Provided records ::
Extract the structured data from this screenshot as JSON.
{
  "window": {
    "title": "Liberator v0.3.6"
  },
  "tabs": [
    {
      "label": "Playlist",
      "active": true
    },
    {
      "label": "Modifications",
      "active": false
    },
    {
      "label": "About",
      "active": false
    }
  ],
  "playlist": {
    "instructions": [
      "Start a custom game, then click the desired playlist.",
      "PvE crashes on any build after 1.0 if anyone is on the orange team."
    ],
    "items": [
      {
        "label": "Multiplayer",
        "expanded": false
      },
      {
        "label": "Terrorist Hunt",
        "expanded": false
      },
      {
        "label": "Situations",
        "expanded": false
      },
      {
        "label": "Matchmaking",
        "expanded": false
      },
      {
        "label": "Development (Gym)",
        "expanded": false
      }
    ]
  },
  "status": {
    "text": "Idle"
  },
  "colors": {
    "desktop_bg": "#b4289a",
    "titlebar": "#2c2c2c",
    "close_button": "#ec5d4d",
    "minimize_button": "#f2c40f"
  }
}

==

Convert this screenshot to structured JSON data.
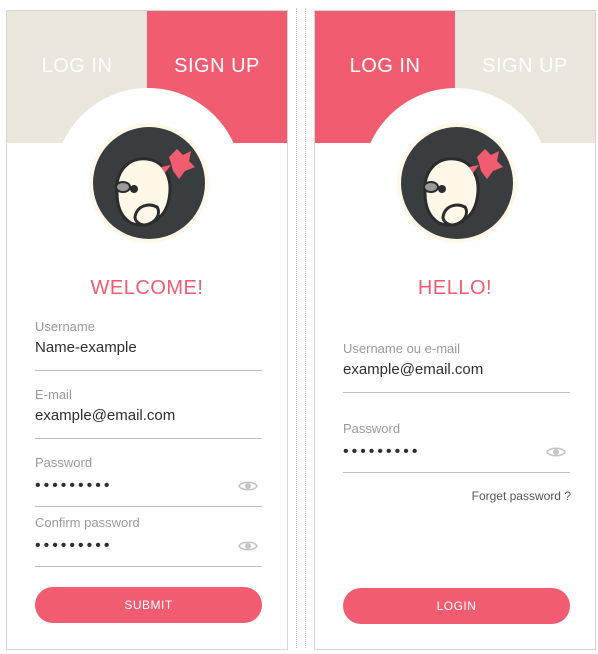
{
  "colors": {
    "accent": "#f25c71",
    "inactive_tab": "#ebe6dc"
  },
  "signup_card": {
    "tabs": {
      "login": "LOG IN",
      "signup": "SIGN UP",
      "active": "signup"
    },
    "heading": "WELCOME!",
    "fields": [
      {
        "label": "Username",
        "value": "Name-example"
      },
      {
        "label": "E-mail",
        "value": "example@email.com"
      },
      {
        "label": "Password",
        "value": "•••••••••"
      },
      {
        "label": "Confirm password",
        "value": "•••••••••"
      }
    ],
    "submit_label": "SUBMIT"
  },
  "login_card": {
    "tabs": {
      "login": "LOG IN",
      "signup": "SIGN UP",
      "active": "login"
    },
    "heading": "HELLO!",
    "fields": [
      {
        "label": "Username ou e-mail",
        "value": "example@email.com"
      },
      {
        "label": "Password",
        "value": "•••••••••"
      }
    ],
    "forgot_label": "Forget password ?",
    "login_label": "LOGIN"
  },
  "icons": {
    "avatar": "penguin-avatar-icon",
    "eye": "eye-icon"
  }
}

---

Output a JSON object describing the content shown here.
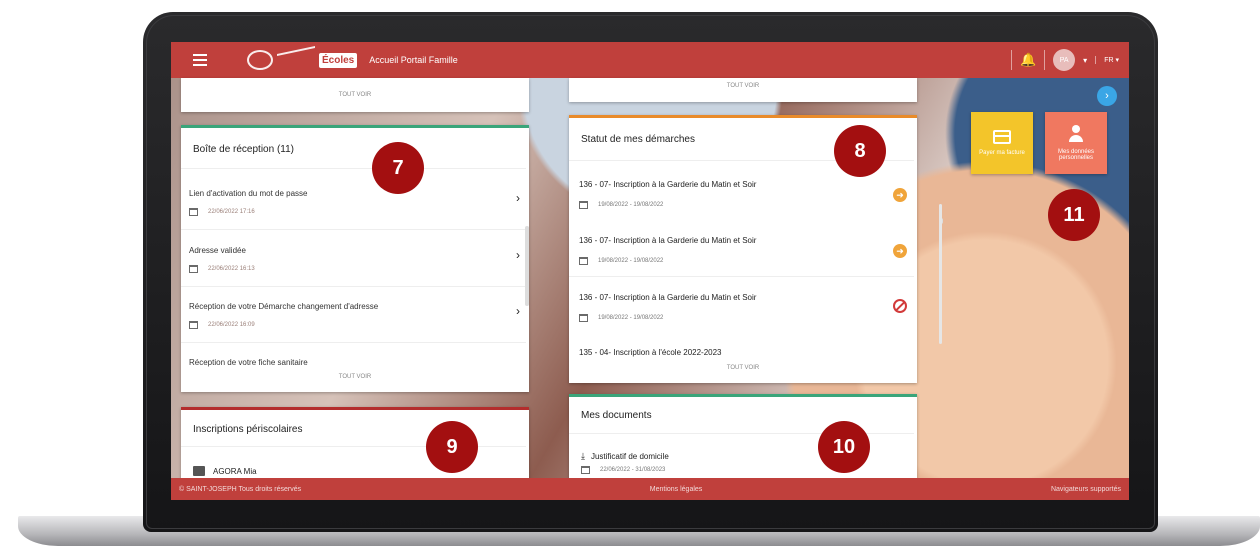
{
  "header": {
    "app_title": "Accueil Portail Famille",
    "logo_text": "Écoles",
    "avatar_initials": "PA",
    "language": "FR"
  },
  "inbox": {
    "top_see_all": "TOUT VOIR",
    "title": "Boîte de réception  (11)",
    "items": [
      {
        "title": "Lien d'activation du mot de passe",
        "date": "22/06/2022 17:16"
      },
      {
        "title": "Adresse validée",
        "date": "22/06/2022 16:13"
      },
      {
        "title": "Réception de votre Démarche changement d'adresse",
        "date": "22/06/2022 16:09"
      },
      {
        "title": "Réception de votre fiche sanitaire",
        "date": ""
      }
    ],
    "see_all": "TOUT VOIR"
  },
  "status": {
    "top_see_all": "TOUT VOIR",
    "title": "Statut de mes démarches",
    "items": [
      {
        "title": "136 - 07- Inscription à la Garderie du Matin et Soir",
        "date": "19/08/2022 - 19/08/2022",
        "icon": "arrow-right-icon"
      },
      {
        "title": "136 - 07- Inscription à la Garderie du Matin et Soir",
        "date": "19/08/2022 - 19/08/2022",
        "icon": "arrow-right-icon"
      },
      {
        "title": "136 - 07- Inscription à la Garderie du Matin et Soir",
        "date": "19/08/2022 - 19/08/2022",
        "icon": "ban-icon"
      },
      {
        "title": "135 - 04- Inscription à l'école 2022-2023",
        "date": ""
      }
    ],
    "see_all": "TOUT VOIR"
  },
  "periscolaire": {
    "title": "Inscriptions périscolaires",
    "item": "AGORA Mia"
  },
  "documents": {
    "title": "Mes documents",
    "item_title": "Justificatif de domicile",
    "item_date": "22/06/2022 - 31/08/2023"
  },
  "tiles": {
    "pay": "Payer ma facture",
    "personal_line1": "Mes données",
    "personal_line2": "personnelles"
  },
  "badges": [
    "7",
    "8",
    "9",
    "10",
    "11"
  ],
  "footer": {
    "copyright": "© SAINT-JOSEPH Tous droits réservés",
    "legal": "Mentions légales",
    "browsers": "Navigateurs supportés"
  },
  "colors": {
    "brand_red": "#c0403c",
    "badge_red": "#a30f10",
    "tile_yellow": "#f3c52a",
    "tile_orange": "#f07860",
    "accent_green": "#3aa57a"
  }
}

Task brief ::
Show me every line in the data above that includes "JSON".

Exercise solution ::
Extract the structured data from this screenshot as JSON.
Convert this screenshot to structured JSON data.
Output a JSON object describing the content shown here.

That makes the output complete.